and ignored.

So now the teeming dead mock us,
above and below.
And a cup of clean water
is a rare feast
to be gulped in the warming wind
beneath the burning sky.

Monday, July 10, 2006


1 The new book by Billy Collins. The Trouble With Poetry. Are his poems losing their edge? There are, for him, a couple of quite aggressive poems. And a few brilliant poems, too. But so many end in his trademark anti-climax. The cased guitar leaning against the bookcase. The sparrow on the porch roof. Discuss.

2 Despite that – the book has inspired me to write several poems. Including the one below – which you may like to comment on here.

3 Little Onion commented in the haiku flurry (see entry for March 27th) that it was unusual to see haiku keeping to the 5,7,5 syllable count – and somehow not necessary. But I disagree. I think the discipline of the form, together with the need to produce that little frisson of haiku magic – is what makes the haiku so fascinating.

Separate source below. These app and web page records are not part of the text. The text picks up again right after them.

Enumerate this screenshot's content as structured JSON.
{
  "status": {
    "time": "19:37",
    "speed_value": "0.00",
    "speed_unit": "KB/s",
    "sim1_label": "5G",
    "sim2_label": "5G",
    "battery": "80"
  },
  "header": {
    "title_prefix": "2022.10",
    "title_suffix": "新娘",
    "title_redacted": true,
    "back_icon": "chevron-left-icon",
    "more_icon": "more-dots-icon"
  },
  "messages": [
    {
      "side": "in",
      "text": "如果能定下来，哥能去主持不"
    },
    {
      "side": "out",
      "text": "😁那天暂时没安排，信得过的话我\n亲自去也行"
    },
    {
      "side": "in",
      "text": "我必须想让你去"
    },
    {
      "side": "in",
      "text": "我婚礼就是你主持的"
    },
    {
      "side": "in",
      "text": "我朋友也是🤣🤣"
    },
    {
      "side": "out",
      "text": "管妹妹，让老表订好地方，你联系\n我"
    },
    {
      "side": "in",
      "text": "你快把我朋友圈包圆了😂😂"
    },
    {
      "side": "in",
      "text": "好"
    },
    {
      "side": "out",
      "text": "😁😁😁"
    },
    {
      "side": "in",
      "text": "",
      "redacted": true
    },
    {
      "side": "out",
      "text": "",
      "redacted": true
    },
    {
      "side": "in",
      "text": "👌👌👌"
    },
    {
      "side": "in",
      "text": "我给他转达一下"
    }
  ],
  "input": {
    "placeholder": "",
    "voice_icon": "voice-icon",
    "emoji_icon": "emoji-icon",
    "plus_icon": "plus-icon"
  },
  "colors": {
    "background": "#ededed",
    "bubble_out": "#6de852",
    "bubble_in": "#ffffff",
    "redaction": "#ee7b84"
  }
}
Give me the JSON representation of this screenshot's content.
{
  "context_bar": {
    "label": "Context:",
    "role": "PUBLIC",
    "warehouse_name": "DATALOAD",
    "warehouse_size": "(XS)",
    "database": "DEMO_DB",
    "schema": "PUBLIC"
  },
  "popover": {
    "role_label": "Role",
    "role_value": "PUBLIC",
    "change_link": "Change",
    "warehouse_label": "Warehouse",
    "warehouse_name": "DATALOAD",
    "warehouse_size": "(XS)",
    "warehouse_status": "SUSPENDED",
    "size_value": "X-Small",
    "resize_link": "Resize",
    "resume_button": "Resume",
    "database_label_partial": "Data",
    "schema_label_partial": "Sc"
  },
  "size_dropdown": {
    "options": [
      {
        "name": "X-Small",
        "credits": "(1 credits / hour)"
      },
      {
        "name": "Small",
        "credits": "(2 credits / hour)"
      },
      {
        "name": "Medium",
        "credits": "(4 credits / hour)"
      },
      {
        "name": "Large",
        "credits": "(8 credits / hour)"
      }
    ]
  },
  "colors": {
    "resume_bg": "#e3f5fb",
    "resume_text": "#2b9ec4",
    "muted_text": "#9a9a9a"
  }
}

4 England limp out of the World cup (yes, talking soccer here) Was it the fault of Sven, the manager? Was he just not up to it? Bad luck and injuries? Or the cheating Portuguese team? What do you think? And were the Italians worthy winners?

5 And finally – here in the Northern Hemisphere – it’s summer! What are your plans?


A new notebook
full of clean and crisp white pages
sits on the top shelf in my office
and waits patiently

my old notebook is open
on the white duvet that covers my lap,
as time slows,
and the mist on the fields
slowly evaporates
and cars pass,
making an early start to the week.

And as I sip my coffee
the last few empty pages
of my old notebook
also wait patiently
for a new poem,
the fragment of a memory,
a crossword clue, perhaps
a doodle of children
with uncertain hands
or your name
in block capitals
and filled with inky hearts

Thursday, July 06, 2006

The Always Chair

When we were kids, eh?
I remember Mum
Rubbing the white burn from the polished table top
With ash and a potato
The smell of polish and boiling clothes
In the copper
And buttered toast
The chatter in the kitchen
Behind every door an adventure

Now Mum sits
In her always chair
Bills and documents to hand
In an awkward cardboard box
The conservatory cuts the light with dust
But there’s nothing to see anymore
The orchard’s gone
Just the blank end wall
Of the town house
Shadowing the ruin
Of Dad’s shed
The smell of cats

I remember those houses going up
Us and all the neighbours
In our gardens complaining
And rightly so

Dad’s chair is empty, of course
Although Mum still chats to his ghost
She has troubling getting about now
And her memory’s no longer a scythe

She sits and knits
And chats to Dad
From her always chair
When we were kids, eh?
Always sunny, never raining
Behind every adventure
A door